## What you have to do
For each entry that follows, produce an exact copy.

****************************************

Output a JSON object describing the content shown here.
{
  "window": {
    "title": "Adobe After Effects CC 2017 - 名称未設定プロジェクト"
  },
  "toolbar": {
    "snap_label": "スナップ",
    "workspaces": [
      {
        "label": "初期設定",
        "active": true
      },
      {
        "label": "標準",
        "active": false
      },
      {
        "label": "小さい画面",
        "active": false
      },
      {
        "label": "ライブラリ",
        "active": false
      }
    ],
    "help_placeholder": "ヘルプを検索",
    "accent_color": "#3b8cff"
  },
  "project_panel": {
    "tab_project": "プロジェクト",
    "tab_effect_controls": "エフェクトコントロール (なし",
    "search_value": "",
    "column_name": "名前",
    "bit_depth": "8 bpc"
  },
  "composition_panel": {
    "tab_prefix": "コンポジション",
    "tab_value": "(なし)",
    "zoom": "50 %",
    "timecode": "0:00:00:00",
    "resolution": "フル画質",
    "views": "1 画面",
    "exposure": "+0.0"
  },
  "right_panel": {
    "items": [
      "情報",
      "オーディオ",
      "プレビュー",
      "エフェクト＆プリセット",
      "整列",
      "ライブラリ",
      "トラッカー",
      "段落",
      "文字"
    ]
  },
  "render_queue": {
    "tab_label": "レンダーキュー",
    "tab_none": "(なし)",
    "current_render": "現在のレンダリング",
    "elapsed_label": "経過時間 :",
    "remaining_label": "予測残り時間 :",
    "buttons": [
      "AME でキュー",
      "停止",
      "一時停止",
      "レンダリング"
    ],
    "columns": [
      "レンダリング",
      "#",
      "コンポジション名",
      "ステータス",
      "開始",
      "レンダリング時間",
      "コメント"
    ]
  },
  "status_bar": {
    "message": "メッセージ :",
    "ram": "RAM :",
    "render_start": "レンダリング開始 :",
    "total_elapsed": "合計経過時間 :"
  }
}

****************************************

## Written solution
Output a JSON object describing the content shown here.
{
  "window": {
    "title": "Adobe After Effects CC 2017 - 名称未設定プロジェクト"
  },
  "toolbar": {
    "snap_label": "スナップ",
    "workspaces": [
      {
        "label": "初期設定",
        "active": true
      },
      {
        "label": "標準",
        "active": false
      },
      {
        "label": "小さい画面",
        "active": false
      },
      {
        "label": "ライブラリ",
        "active": false
      }
    ],
    "help_placeholder": "ヘルプを検索",
    "accent_color": "#3b8cff"
  },
  "project_panel": {
    "tab_project": "プロジェクト",
    "tab_effect_controls": "エフェクトコントロール (なし",
    "search_value": "",
    "column_name": "名前",
    "bit_depth": "8 bpc"
  },
  "composition_panel": {
    "tab_prefix": "コンポジション",
    "tab_value": "(なし)",
    "zoom": "50 %",
    "timecode": "0:00:00:00",
    "resolution": "フル画質",
    "views": "1 画面",
    "exposure": "+0.0"
  },
  "right_panel": {
    "items": [
      "情報",
      "オーディオ",
      "プレビュー",
      "エフェクト＆プリセット",
      "整列",
      "ライブラリ",
      "トラッカー",
      "段落",
      "文字"
    ]
  },
  "render_queue": {
    "tab_label": "レンダーキュー",
    "tab_none": "(なし)",
    "current_render": "現在のレンダリング",
    "elapsed_label": "経過時間 :",
    "remaining_label": "予測残り時間 :",
    "buttons": [
      "AME でキュー",
      "停止",
      "一時停止",
      "レンダリング"
    ],
    "columns": [
      "レンダリング",
      "#",
      "コンポジション名",
      "ステータス",
      "開始",
      "レンダリング時間",
      "コメント"
    ]
  },
  "status_bar": {
    "message": "メッセージ :",
    "ram": "RAM :",
    "render_start": "レンダリング開始 :",
    "total_elapsed": "合計経過時間 :"
  }
}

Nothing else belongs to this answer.